Dear Alumni, Parents, and Friends of Colorado College,

_JillIt’s no secret that the Block Plan works. Our signature program offers a powerful learning approach that delivers what many students are looking for today: intensive explorations across and between academic disciplines; meaningful experiential learning opportunities; and close student-faculty interaction. When Colorado College recently received an $800,000 grant from the Mellon Foundation to support our strategic plan, it was mostly on the basis that we encourage more innovation in the Block Plan — and learn more about this teaching model so we can enhance it and share it with others.

Over the years we’ve seen broad interest from other institutions on how the Block Plan supports student learning. With an academic schedule that allows students and professors to examine one subject at a time, classes are highly focused and hands-on. It’s incredibly well-suited for today’s students. Although many of them possess the technological savvy to approach complex questions, they need to develop the abilities to concentrate deeply, reason carefully, collaborate effectively, and communicate well. Furthermore, as they work together to develop a more complete understanding of the subjects they are exploring, they increase their appreciation of each other’s cultures and experiences. The block environment promotes these skills and helps our students expand their point of view.
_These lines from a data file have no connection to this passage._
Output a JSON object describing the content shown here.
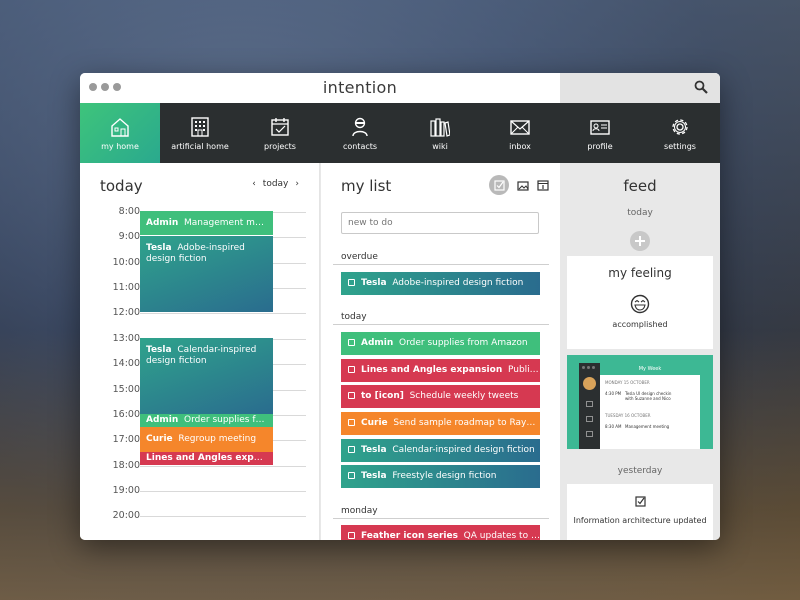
{
  "window": {
    "title": "intention"
  },
  "nav": {
    "items": [
      {
        "label": "my home",
        "icon": "home-icon",
        "active": true
      },
      {
        "label": "artificial home",
        "icon": "building-icon"
      },
      {
        "label": "projects",
        "icon": "calendar-icon"
      },
      {
        "label": "contacts",
        "icon": "person-icon"
      },
      {
        "label": "wiki",
        "icon": "books-icon"
      },
      {
        "label": "inbox",
        "icon": "envelope-icon"
      },
      {
        "label": "profile",
        "icon": "id-card-icon"
      },
      {
        "label": "settings",
        "icon": "gear-icon"
      }
    ]
  },
  "today": {
    "title": "today",
    "nav_label": "today",
    "prev": "‹",
    "next": "›",
    "hours": [
      "8:00",
      "9:00",
      "10:00",
      "11:00",
      "12:00",
      "13:00",
      "14:00",
      "15:00",
      "16:00",
      "17:00",
      "18:00",
      "19:00",
      "20:00"
    ],
    "events": [
      {
        "project": "Admin",
        "text": "Management mee..."
      },
      {
        "project": "Tesla",
        "text": "Adobe-inspired design fiction"
      },
      {
        "project": "Tesla",
        "text": "Calendar-inspired design fiction"
      },
      {
        "project": "Admin",
        "text": "Order supplies fro..."
      },
      {
        "project": "Curie",
        "text": "Regroup meeting"
      },
      {
        "project": "Lines and Angles expans",
        "text": "..."
      }
    ]
  },
  "list": {
    "title": "my list",
    "new_todo_placeholder": "new to do",
    "sections": {
      "overdue": "overdue",
      "today": "today",
      "monday": "monday"
    },
    "overdue": [
      {
        "project": "Tesla",
        "text": "Adobe-inspired design fiction"
      }
    ],
    "today_tasks": [
      {
        "project": "Admin",
        "text": "Order supplies from Amazon"
      },
      {
        "project": "Lines and Angles expansion",
        "text": "Publish Li..."
      },
      {
        "project": "to [icon]",
        "text": "Schedule weekly tweets"
      },
      {
        "project": "Curie",
        "text": "Send sample roadmap to Raymo..."
      },
      {
        "project": "Tesla",
        "text": "Calendar-inspired design fiction"
      },
      {
        "project": "Tesla",
        "text": "Freestyle design fiction"
      }
    ],
    "monday_tasks": [
      {
        "project": "Feather icon series",
        "text": "QA updates to Fea..."
      }
    ]
  },
  "feed": {
    "title": "feed",
    "today_label": "today",
    "yesterday_label": "yesterday",
    "feeling_title": "my feeling",
    "feeling_value": "accomplished",
    "shot": {
      "header": "My Week",
      "day1": "MONDAY  15 OCTOBER",
      "time1": "4:30 PM",
      "item1": "Tesla UI design checkin with Suzanne and Nico",
      "day2": "TUESDAY  16 OCTOBER",
      "time2": "8:30 AM",
      "item2": "Management meeting"
    },
    "info_title": "Information architecture updated"
  },
  "colors": {
    "accent_green": "#3fbf7c",
    "teal": "#2a6c8e",
    "red": "#d63951",
    "orange": "#f5862b",
    "nav_bg": "#2b2f30"
  }
}
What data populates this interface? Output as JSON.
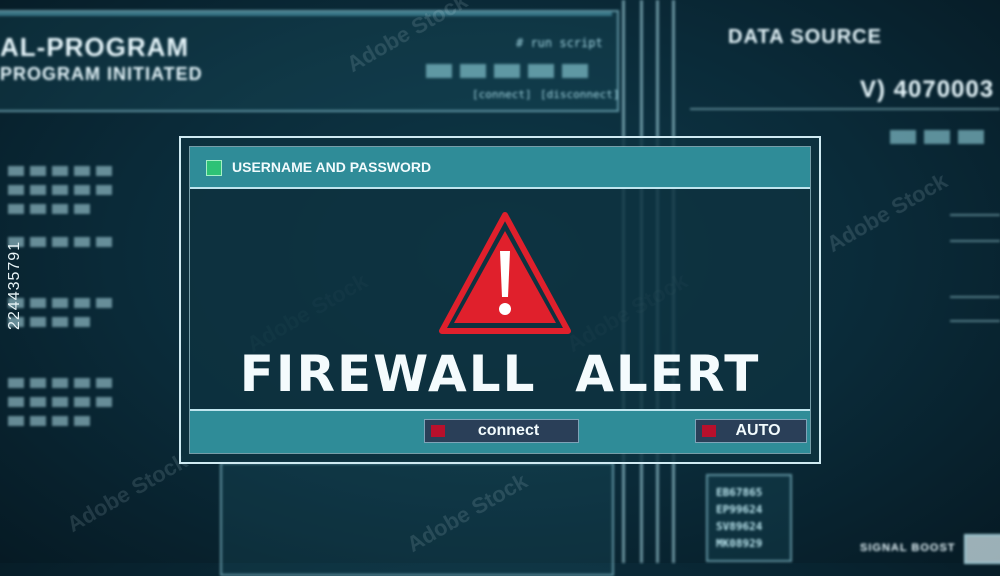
{
  "background": {
    "top_left_panel": {
      "title": "AL-PROGRAM",
      "subtitle": "PROGRAM INITIATED",
      "run_label": "# run script",
      "connect_label": "[connect]",
      "disconnect_label": "[disconnect]"
    },
    "top_right_panel": {
      "title": "DATA SOURCE",
      "value": "V) 4070003"
    },
    "bottom_right_codes": [
      "EB67865",
      "EP99624",
      "SV89624",
      "MK08929"
    ],
    "signal_label": "SIGNAL BOOST"
  },
  "dialog": {
    "title": "USERNAME AND PASSWORD",
    "alert_text": "FIREWALL  ALERT",
    "warning_icon": "warning-triangle-icon",
    "buttons": {
      "connect_label": "connect",
      "auto_label": "AUTO"
    }
  },
  "stock_id": "224435791",
  "watermark": "Adobe Stock",
  "colors": {
    "accent": "#2f8c98",
    "alert_red": "#e0202c",
    "led_green": "#2ec276",
    "led_red": "#b8102c"
  }
}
After nearly 45 years of cultivating the Block Plan and hearing from several generations of alumni who credit it with their personal growth, it’s time to delve into the unique academic experience the block offers. With a more deliberate process of reflection and analysis, our study will open up new perspectives on what we are doing and how we can do it better. For example, a systematic analysis will address the block’s effectiveness across disciplines and different learning styles; how it helps students build liberal arts skills, retain knowledge, and apply it to the real world; and how it develops such traits as grit, creativity, and perseverance, which are so important for successful lives and careers. Our new Center for Immersive Learning and Engaged Teaching, the centerpiece of the college’s strategic plan, will be the ideal home for this work because it will bring together theory and practice in one dynamic place.

As we share what we learn, we will extend our reach by becoming better known for what we do. In fact, our faculty and staff are already brainstorming ways to collaborate and disseminate information. Activities might include workshops on immersive, intensive teaching for scholars and other leaders in higher education (many who would like more guidance on teaching block-like summer and January courses); a national conference on language immersion; and a scholarly journal that could become a major resource for high schools, other colleges and scholars researching intensive learning programs of various kinds including field study, which is something we do so well because of the Block Plan.

This combination of focusing on both the day-to-day realities of the Block Plan and its far-reaching impact on learners has the potential to make the college a recognized leader in scholarship and active progress in this field. As the Block Plan benefits from a higher profile, so too will Colorado College.

With warm regards,

Jill Tiefenthaler